The overall goal of this article is to provide information on the care of low-speed handpieces and burs. After completing this article, the reader should be able to:
 

  1. Review the current Centers for Disease Control and Prevention (CDC) recommendations on the reprocessing of handpieces/attachments and motors
  2. List tips and know how to avoid common errors in handpiece/attachment and motor reprocessing
  3. Describe the CDC recommendations for stand-alone
    (cordless) devices
  4. Review considerations in selecting burs and their role in efficiency, safety, and the functioning of handpieces/attachments.

Abstract

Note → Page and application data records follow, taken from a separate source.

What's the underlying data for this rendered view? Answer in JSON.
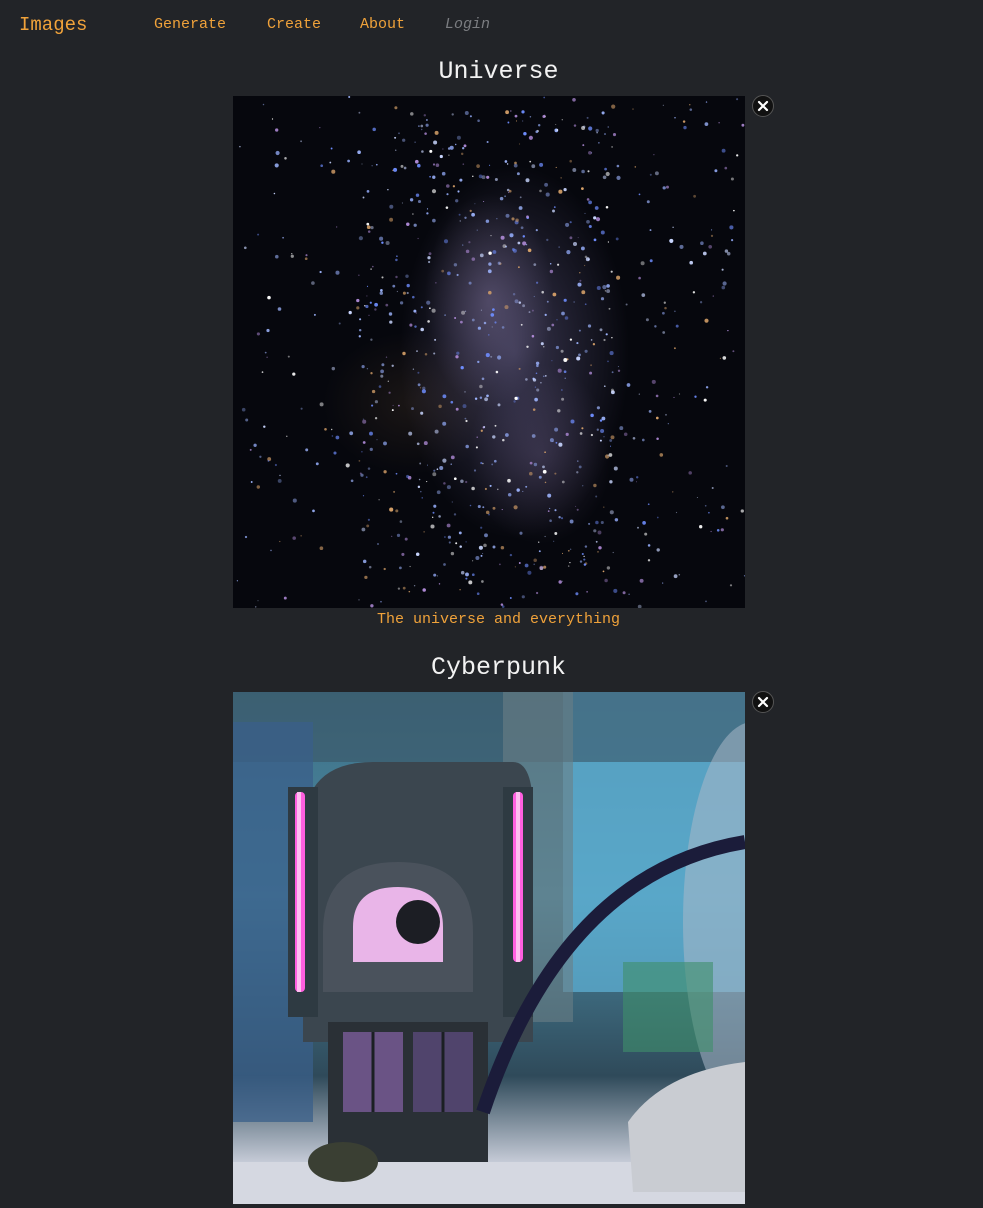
{
  "nav": {
    "brand": "Images",
    "links": [
      "Generate",
      "Create",
      "About"
    ],
    "login": "Login"
  },
  "cards": [
    {
      "title": "Universe",
      "caption": "The universe and everything",
      "image_icon": "starfield-image",
      "close_icon": "close-icon"
    },
    {
      "title": "Cyberpunk",
      "caption": "",
      "image_icon": "cyberpunk-scene-image",
      "close_icon": "close-icon"
    }
  ],
  "colors": {
    "background": "#222428",
    "accent": "#f0a23a",
    "title": "#f2f2f2",
    "disabled": "#7b7d81"
  }
}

Instrument reprocessing is a key component of infection control. Core steps in instrument reprocessing for handpieces, motors, and other attachments are similar to other instruments and devices; however, there are also specific steps that differ and vary by type and manufacturer. All such devices that attach to and detach from the dental unit air and waterlines should be cleaned and heat sterilized (autoclaved) following the manufacturer’s instructions for reprocessing. In addition, device maintenance is essential for proper functioning, safety, and longevity of these devices. Consideration should also be given to burs and their role in effective, efficient, and safe patient care.

ADA Credits: 2 | AGD Credits: 2 | Cost: $29.00

Course 82 of 109